> **BRIEF**
Using the data below, copy each line that includes the word "image".

> **DATA IN THIS EXERCISE**
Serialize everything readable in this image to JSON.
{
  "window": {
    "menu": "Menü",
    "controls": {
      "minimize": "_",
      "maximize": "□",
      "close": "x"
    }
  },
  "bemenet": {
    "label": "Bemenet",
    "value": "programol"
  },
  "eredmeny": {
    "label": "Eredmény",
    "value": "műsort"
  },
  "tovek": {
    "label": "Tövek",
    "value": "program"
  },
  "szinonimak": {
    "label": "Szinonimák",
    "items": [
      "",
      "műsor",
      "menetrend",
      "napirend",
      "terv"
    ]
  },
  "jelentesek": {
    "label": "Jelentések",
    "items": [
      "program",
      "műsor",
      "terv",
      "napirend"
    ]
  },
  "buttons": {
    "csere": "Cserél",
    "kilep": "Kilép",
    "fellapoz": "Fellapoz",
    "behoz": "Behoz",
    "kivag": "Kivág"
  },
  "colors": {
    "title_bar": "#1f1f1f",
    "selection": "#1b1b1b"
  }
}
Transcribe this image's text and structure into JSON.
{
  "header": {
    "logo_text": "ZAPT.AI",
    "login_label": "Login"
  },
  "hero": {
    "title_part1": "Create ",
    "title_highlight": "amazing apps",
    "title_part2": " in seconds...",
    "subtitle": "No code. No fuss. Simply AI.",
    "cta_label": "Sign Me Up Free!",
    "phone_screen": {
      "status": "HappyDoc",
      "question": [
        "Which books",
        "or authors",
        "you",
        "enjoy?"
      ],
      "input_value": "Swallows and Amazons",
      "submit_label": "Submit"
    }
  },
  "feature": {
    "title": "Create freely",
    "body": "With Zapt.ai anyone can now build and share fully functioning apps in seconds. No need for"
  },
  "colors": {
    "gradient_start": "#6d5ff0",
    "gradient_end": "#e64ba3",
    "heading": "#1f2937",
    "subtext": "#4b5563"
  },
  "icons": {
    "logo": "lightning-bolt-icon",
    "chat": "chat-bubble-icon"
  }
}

> **RESULT OF THIS EXERCISE**
Serialize everything readable in this image to JSON.
Transcribe this image's text and structure into JSON.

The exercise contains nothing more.